(Task prompt):
Check each line below for the word "Unnamed" and give the count alone.

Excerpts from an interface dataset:
···

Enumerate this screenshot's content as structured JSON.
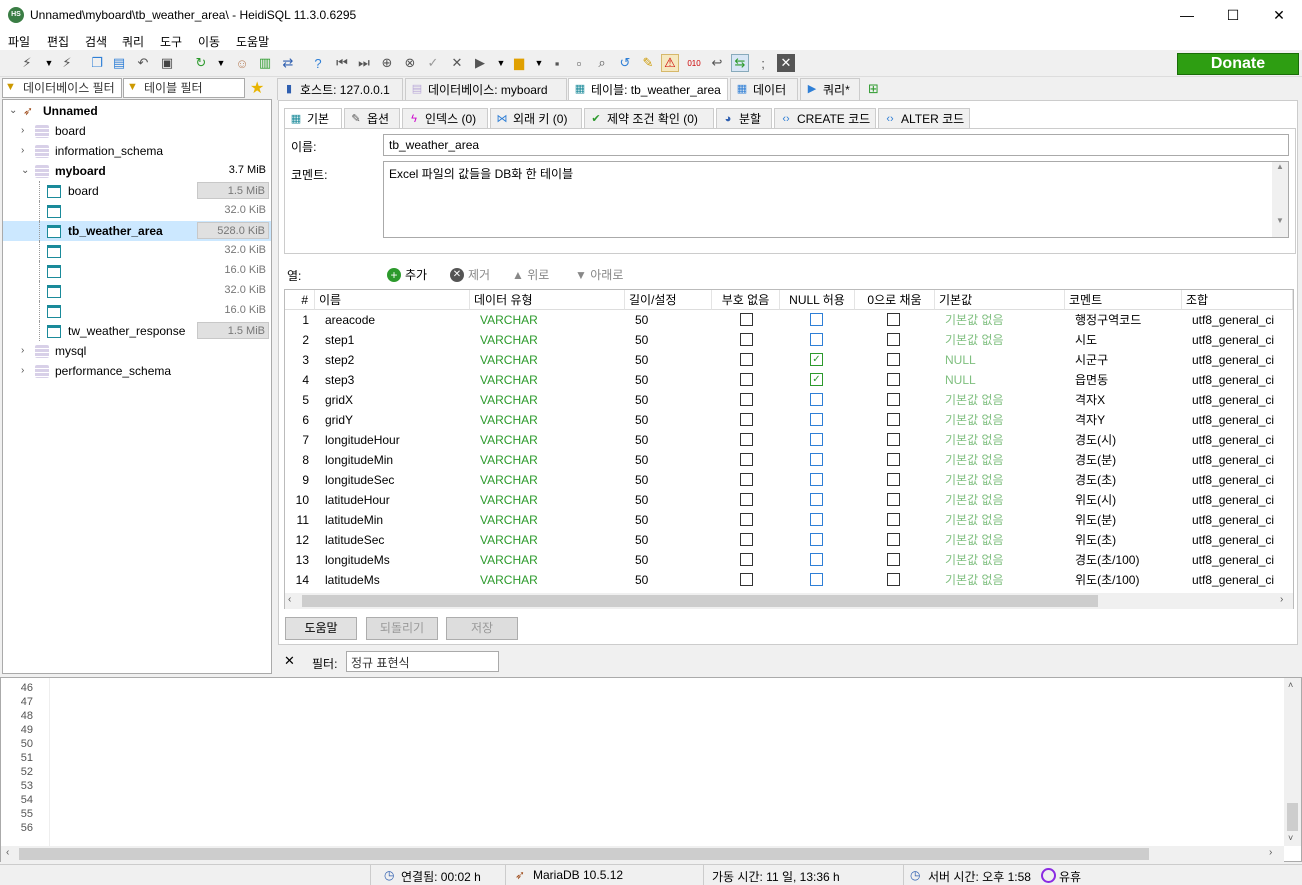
{
  "window": {
    "title": "Unnamed\\myboard\\tb_weather_area\\ - HeidiSQL 11.3.0.6295",
    "icon_text": "HS",
    "min": "—",
    "max": "☐",
    "close": "✕"
  },
  "menu": [
    "파일",
    "편집",
    "검색",
    "쿼리",
    "도구",
    "이동",
    "도움말"
  ],
  "donate": "Donate",
  "filters": {
    "db_placeholder": "데이터베이스 필터",
    "table_placeholder": "테이블 필터"
  },
  "tree": {
    "root": "Unnamed",
    "items": [
      {
        "label": "board",
        "size": "",
        "level": 1,
        "type": "db"
      },
      {
        "label": "information_schema",
        "size": "",
        "level": 1,
        "type": "db"
      },
      {
        "label": "myboard",
        "size": "3.7 MiB",
        "level": 1,
        "type": "db",
        "bold": true
      },
      {
        "label": "board",
        "size": "1.5 MiB",
        "level": 2,
        "type": "table",
        "bar": true
      },
      {
        "label": "",
        "size": "32.0 KiB",
        "level": 2,
        "type": "table"
      },
      {
        "label": "tb_weather_area",
        "size": "528.0 KiB",
        "level": 2,
        "type": "table",
        "bold": true,
        "selected": true,
        "bar": true
      },
      {
        "label": "",
        "size": "32.0 KiB",
        "level": 2,
        "type": "table"
      },
      {
        "label": "",
        "size": "16.0 KiB",
        "level": 2,
        "type": "table"
      },
      {
        "label": "",
        "size": "32.0 KiB",
        "level": 2,
        "type": "table"
      },
      {
        "label": "",
        "size": "16.0 KiB",
        "level": 2,
        "type": "table"
      },
      {
        "label": "tw_weather_response",
        "size": "1.5 MiB",
        "level": 2,
        "type": "table",
        "bar": true
      },
      {
        "label": "mysql",
        "size": "",
        "level": 1,
        "type": "db"
      },
      {
        "label": "performance_schema",
        "size": "",
        "level": 1,
        "type": "db"
      }
    ]
  },
  "top_tabs": [
    "호스트: 127.0.0.1",
    "데이터베이스: myboard",
    "테이블: tb_weather_area",
    "데이터",
    "쿼리*"
  ],
  "sub_tabs": [
    "기본",
    "옵션",
    "인덱스 (0)",
    "외래 키 (0)",
    "제약 조건 확인 (0)",
    "분할",
    "CREATE 코드",
    "ALTER 코드"
  ],
  "form": {
    "name_label": "이름:",
    "name_value": "tb_weather_area",
    "comment_label": "코멘트:",
    "comment_value": "Excel 파일의 값들을 DB화 한 테이블"
  },
  "columns_bar": {
    "label": "열:",
    "add": "추가",
    "remove": "제거",
    "up": "위로",
    "down": "아래로"
  },
  "grid_headers": [
    "#",
    "이름",
    "데이터 유형",
    "길이/설정",
    "부호 없음",
    "NULL 허용",
    "0으로 채움",
    "기본값",
    "코멘트",
    "조합"
  ],
  "rows": [
    {
      "n": "1",
      "name": "areacode",
      "type": "VARCHAR",
      "len": "50",
      "null": false,
      "def": "기본값 없음",
      "comment": "행정구역코드",
      "coll": "utf8_general_ci"
    },
    {
      "n": "2",
      "name": "step1",
      "type": "VARCHAR",
      "len": "50",
      "null": false,
      "def": "기본값 없음",
      "comment": "시도",
      "coll": "utf8_general_ci"
    },
    {
      "n": "3",
      "name": "step2",
      "type": "VARCHAR",
      "len": "50",
      "null": true,
      "def": "NULL",
      "comment": "시군구",
      "coll": "utf8_general_ci"
    },
    {
      "n": "4",
      "name": "step3",
      "type": "VARCHAR",
      "len": "50",
      "null": true,
      "def": "NULL",
      "comment": "읍면동",
      "coll": "utf8_general_ci"
    },
    {
      "n": "5",
      "name": "gridX",
      "type": "VARCHAR",
      "len": "50",
      "null": false,
      "def": "기본값 없음",
      "comment": "격자X",
      "coll": "utf8_general_ci"
    },
    {
      "n": "6",
      "name": "gridY",
      "type": "VARCHAR",
      "len": "50",
      "null": false,
      "def": "기본값 없음",
      "comment": "격자Y",
      "coll": "utf8_general_ci"
    },
    {
      "n": "7",
      "name": "longitudeHour",
      "type": "VARCHAR",
      "len": "50",
      "null": false,
      "def": "기본값 없음",
      "comment": "경도(시)",
      "coll": "utf8_general_ci"
    },
    {
      "n": "8",
      "name": "longitudeMin",
      "type": "VARCHAR",
      "len": "50",
      "null": false,
      "def": "기본값 없음",
      "comment": "경도(분)",
      "coll": "utf8_general_ci"
    },
    {
      "n": "9",
      "name": "longitudeSec",
      "type": "VARCHAR",
      "len": "50",
      "null": false,
      "def": "기본값 없음",
      "comment": "경도(초)",
      "coll": "utf8_general_ci"
    },
    {
      "n": "10",
      "name": "latitudeHour",
      "type": "VARCHAR",
      "len": "50",
      "null": false,
      "def": "기본값 없음",
      "comment": "위도(시)",
      "coll": "utf8_general_ci"
    },
    {
      "n": "11",
      "name": "latitudeMin",
      "type": "VARCHAR",
      "len": "50",
      "null": false,
      "def": "기본값 없음",
      "comment": "위도(분)",
      "coll": "utf8_general_ci"
    },
    {
      "n": "12",
      "name": "latitudeSec",
      "type": "VARCHAR",
      "len": "50",
      "null": false,
      "def": "기본값 없음",
      "comment": "위도(초)",
      "coll": "utf8_general_ci"
    },
    {
      "n": "13",
      "name": "longitudeMs",
      "type": "VARCHAR",
      "len": "50",
      "null": false,
      "def": "기본값 없음",
      "comment": "경도(초/100)",
      "coll": "utf8_general_ci"
    },
    {
      "n": "14",
      "name": "latitudeMs",
      "type": "VARCHAR",
      "len": "50",
      "null": false,
      "def": "기본값 없음",
      "comment": "위도(초/100)",
      "coll": "utf8_general_ci"
    }
  ],
  "buttons": {
    "help": "도움말",
    "revert": "되돌리기",
    "save": "저장"
  },
  "filter_bar": {
    "label": "필터:",
    "placeholder": "정규 표현식"
  },
  "editor_lines": [
    "46",
    "47",
    "48",
    "49",
    "50",
    "51",
    "52",
    "53",
    "54",
    "55",
    "56"
  ],
  "status": {
    "connected": "연결됨: 00:02 h",
    "server": "MariaDB 10.5.12",
    "uptime": "가동 시간: 11 일, 13:36 h",
    "server_time": "서버 시간: 오후 1:58",
    "idle": "유휴"
  },
  "colors": {
    "donate": "#2e9e12",
    "green_text": "#2c9a2c",
    "checkbox_blue": "#2f7fd6",
    "selection": "#cce8ff"
  }
}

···

(Output for this task):
2